▼

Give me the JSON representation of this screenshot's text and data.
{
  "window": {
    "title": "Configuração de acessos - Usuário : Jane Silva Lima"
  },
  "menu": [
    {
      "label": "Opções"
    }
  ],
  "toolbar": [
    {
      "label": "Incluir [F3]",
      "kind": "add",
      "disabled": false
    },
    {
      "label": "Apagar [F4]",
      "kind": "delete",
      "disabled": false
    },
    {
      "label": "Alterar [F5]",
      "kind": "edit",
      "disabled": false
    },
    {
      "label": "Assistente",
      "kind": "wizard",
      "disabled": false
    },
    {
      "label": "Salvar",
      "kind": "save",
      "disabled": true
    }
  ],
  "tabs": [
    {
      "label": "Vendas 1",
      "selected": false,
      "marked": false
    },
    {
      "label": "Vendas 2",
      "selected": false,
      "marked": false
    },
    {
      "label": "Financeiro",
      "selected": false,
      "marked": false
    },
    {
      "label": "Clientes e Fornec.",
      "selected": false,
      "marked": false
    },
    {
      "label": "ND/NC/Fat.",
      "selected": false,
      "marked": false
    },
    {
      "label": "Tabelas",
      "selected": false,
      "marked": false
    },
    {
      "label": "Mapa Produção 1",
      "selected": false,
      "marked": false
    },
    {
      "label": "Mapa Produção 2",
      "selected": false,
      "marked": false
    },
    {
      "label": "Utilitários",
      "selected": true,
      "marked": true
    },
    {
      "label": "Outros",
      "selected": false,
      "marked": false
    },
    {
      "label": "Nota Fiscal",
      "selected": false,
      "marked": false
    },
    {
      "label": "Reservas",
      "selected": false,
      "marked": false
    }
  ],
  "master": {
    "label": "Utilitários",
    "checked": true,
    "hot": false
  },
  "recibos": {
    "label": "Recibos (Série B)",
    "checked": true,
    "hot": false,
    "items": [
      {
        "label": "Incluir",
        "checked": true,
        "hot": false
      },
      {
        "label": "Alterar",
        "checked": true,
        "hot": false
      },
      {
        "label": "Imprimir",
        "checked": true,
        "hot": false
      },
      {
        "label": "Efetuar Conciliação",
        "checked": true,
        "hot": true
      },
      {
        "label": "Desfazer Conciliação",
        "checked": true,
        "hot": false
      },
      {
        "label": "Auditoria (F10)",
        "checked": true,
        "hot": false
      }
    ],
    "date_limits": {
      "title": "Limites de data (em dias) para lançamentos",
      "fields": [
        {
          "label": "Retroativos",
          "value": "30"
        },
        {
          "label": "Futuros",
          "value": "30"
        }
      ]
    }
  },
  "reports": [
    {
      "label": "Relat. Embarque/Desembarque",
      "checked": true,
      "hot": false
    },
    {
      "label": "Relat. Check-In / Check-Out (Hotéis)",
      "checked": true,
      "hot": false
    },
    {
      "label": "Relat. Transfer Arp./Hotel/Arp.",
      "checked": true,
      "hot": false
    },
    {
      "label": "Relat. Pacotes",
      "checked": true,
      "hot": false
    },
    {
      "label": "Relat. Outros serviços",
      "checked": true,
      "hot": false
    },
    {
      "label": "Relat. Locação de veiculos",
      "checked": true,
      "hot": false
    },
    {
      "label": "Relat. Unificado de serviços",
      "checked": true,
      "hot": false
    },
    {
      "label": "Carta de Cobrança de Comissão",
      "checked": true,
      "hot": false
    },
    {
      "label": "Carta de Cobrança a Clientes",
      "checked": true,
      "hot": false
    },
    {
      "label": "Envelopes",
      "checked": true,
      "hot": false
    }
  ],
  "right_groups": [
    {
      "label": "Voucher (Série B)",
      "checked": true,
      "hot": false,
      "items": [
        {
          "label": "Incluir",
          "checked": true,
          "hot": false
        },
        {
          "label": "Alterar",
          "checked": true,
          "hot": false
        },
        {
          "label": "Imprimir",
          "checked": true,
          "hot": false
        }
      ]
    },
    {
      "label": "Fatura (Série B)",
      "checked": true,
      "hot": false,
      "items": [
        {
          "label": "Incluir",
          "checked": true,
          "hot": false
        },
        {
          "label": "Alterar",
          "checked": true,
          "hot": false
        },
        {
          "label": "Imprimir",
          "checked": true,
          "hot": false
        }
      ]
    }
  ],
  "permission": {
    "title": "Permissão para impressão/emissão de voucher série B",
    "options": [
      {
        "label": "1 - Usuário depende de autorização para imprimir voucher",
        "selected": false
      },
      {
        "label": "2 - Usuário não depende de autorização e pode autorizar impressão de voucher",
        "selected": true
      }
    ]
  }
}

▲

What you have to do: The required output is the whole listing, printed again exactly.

Solved problem:
Give me the JSON representation of this screenshot's text and data.
{
  "window": {
    "title": "Configuração de acessos - Usuário : Jane Silva Lima"
  },
  "menu": [
    {
      "label": "Opções"
    }
  ],
  "toolbar": [
    {
      "label": "Incluir [F3]",
      "kind": "add",
      "disabled": false
    },
    {
      "label": "Apagar [F4]",
      "kind": "delete",
      "disabled": false
    },
    {
      "label": "Alterar [F5]",
      "kind": "edit",
      "disabled": false
    },
    {
      "label": "Assistente",
      "kind": "wizard",
      "disabled": false
    },
    {
      "label": "Salvar",
      "kind": "save",
      "disabled": true
    }
  ],
  "tabs": [
    {
      "label": "Vendas 1",
      "selected": false,
      "marked": false
    },
    {
      "label": "Vendas 2",
      "selected": false,
      "marked": false
    },
    {
      "label": "Financeiro",
      "selected": false,
      "marked": false
    },
    {
      "label": "Clientes e Fornec.",
      "selected": false,
      "marked": false
    },
    {
      "label": "ND/NC/Fat.",
      "selected": false,
      "marked": false
    },
    {
      "label": "Tabelas",
      "selected": false,
      "marked": false
    },
    {
      "label": "Mapa Produção 1",
      "selected": false,
      "marked": false
    },
    {
      "label": "Mapa Produção 2",
      "selected": false,
      "marked": false
    },
    {
      "label": "Utilitários",
      "selected": true,
      "marked": true
    },
    {
      "label": "Outros",
      "selected": false,
      "marked": false
    },
    {
      "label": "Nota Fiscal",
      "selected": false,
      "marked": false
    },
    {
      "label": "Reservas",
      "selected": false,
      "marked": false
    }
  ],
  "master": {
    "label": "Utilitários",
    "checked": true,
    "hot": false
  },
  "recibos": {
    "label": "Recibos (Série B)",
    "checked": true,
    "hot": false,
    "items": [
      {
        "label": "Incluir",
        "checked": true,
        "hot": false
      },
      {
        "label": "Alterar",
        "checked": true,
        "hot": false
      },
      {
        "label": "Imprimir",
        "checked": true,
        "hot": false
      },
      {
        "label": "Efetuar Conciliação",
        "checked": true,
        "hot": true
      },
      {
        "label": "Desfazer Conciliação",
        "checked": true,
        "hot": false
      },
      {
        "label": "Auditoria (F10)",
        "checked": true,
        "hot": false
      }
    ],
    "date_limits": {
      "title": "Limites de data (em dias) para lançamentos",
      "fields": [
        {
          "label": "Retroativos",
          "value": "30"
        },
        {
          "label": "Futuros",
          "value": "30"
        }
      ]
    }
  },
  "reports": [
    {
      "label": "Relat. Embarque/Desembarque",
      "checked": true,
      "hot": false
    },
    {
      "label": "Relat. Check-In / Check-Out (Hotéis)",
      "checked": true,
      "hot": false
    },
    {
      "label": "Relat. Transfer Arp./Hotel/Arp.",
      "checked": true,
      "hot": false
    },
    {
      "label": "Relat. Pacotes",
      "checked": true,
      "hot": false
    },
    {
      "label": "Relat. Outros serviços",
      "checked": true,
      "hot": false
    },
    {
      "label": "Relat. Locação de veiculos",
      "checked": true,
      "hot": false
    },
    {
      "label": "Relat. Unificado de serviços",
      "checked": true,
      "hot": false
    },
    {
      "label": "Carta de Cobrança de Comissão",
      "checked": true,
      "hot": false
    },
    {
      "label": "Carta de Cobrança a Clientes",
      "checked": true,
      "hot": false
    },
    {
      "label": "Envelopes",
      "checked": true,
      "hot": false
    }
  ],
  "right_groups": [
    {
      "label": "Voucher (Série B)",
      "checked": true,
      "hot": false,
      "items": [
        {
          "label": "Incluir",
          "checked": true,
          "hot": false
        },
        {
          "label": "Alterar",
          "checked": true,
          "hot": false
        },
        {
          "label": "Imprimir",
          "checked": true,
          "hot": false
        }
      ]
    },
    {
      "label": "Fatura (Série B)",
      "checked": true,
      "hot": false,
      "items": [
        {
          "label": "Incluir",
          "checked": true,
          "hot": false
        },
        {
          "label": "Alterar",
          "checked": true,
          "hot": false
        },
        {
          "label": "Imprimir",
          "checked": true,
          "hot": false
        }
      ]
    }
  ],
  "permission": {
    "title": "Permissão para impressão/emissão de voucher série B",
    "options": [
      {
        "label": "1 - Usuário depende de autorização para imprimir voucher",
        "selected": false
      },
      {
        "label": "2 - Usuário não depende de autorização e pode autorizar impressão de voucher",
        "selected": true
      }
    ]
  }
}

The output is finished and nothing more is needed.